So thankfully the job I have because it has the three things just mentioned. It also has an emotional factor, besides the fact that I like my coworkers, I feel good about what I do. I can work and enjoy helping people, all at once.

The last question I would ask is, do I need to move for this job? Because moving requires energy and muscles, I usually ask my brothers and dad to help. If I was going to have to move halfway across the country, I probably wouldn’t take the job.

There is something to be said about being near family with chronic illness. I like living close to them because they are so supportive, and if I ever needed help, they would be there for me. I have learned from illness. I learned not to take my ability to get up, start my day and drive to work for granted.

There are other things I consider, too. This job was a little too far to drive to every day. So, I am in the process of finding a place to live closer to my place of work.

At my new job, I appreciate that when I need a time out, they make room for it. I feel a sense of belonging and respect there, which I have found to be rare. Their accommodation has been very much appreciated.

Therefore, I feel appreciated and much more willing to give 110 percent of my abilities to my work. Although I am in the honeymoon phase of it, I have no fear about it. I think a lot of employers take advantage of the many people who are sick and don’t know the employer is not allowed to discriminate.

Now, I’ve learned to spot great jobs. AATD patients can take comfort that great jobs are out there. If the patient is physically able to do the job, they would likely enjoy the concept of working.

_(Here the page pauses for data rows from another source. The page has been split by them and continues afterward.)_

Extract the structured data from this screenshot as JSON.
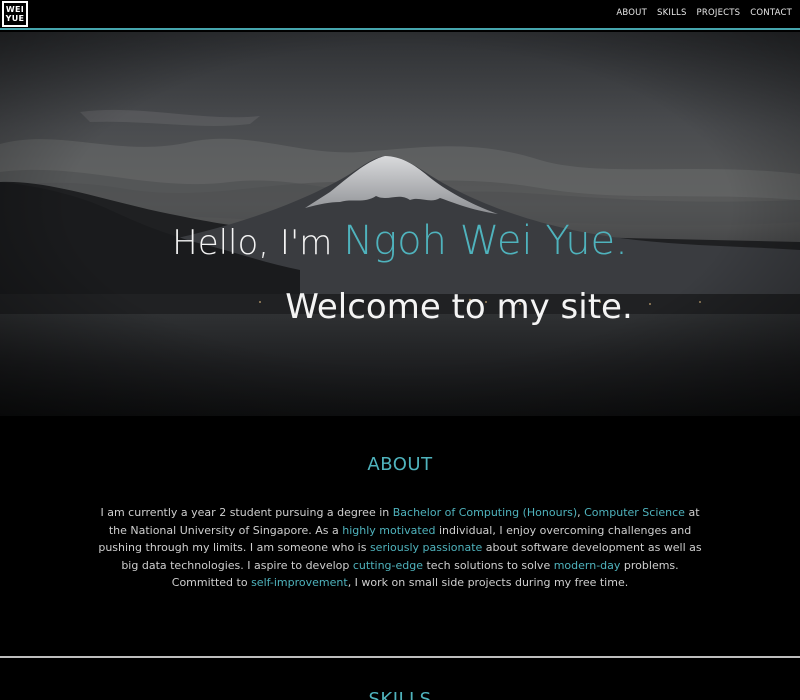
{
  "logo": {
    "line1": "WEI",
    "line2": "YUE"
  },
  "nav": {
    "items": [
      {
        "label": "ABOUT"
      },
      {
        "label": "SKILLS"
      },
      {
        "label": "PROJECTS"
      },
      {
        "label": "CONTACT"
      }
    ]
  },
  "hero": {
    "greeting": "Hello, I'm ",
    "name": "Ngoh Wei Yue.",
    "welcome": "Welcome to my site."
  },
  "about": {
    "title": "ABOUT",
    "segments": [
      {
        "text": "I am currently a year 2 student pursuing a degree in ",
        "highlight": false
      },
      {
        "text": "Bachelor of Computing (Honours)",
        "highlight": true
      },
      {
        "text": ", ",
        "highlight": false
      },
      {
        "text": "Computer Science",
        "highlight": true
      },
      {
        "text": " at the National University of Singapore. As a ",
        "highlight": false
      },
      {
        "text": "highly motivated",
        "highlight": true
      },
      {
        "text": " individual, I enjoy overcoming challenges and pushing through my limits. I am someone who is ",
        "highlight": false
      },
      {
        "text": "seriously passionate",
        "highlight": true
      },
      {
        "text": " about software development as well as big data technologies. I aspire to develop ",
        "highlight": false
      },
      {
        "text": "cutting-edge",
        "highlight": true
      },
      {
        "text": " tech solutions to solve ",
        "highlight": false
      },
      {
        "text": "modern-day",
        "highlight": true
      },
      {
        "text": " problems. Committed to ",
        "highlight": false
      },
      {
        "text": "self-improvement",
        "highlight": true
      },
      {
        "text": ", I work on small side projects during my free time.",
        "highlight": false
      }
    ]
  },
  "skills": {
    "title": "SKILLS"
  },
  "colors": {
    "accent": "#4fb3bd",
    "background": "#000000",
    "text": "#cfcfcf"
  }
}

I think it has really helped me, anyway, to know I am supporting myself. If I do need disability at any time, I know that I did the best I could and got the best job. I really like knowing I did everything I could.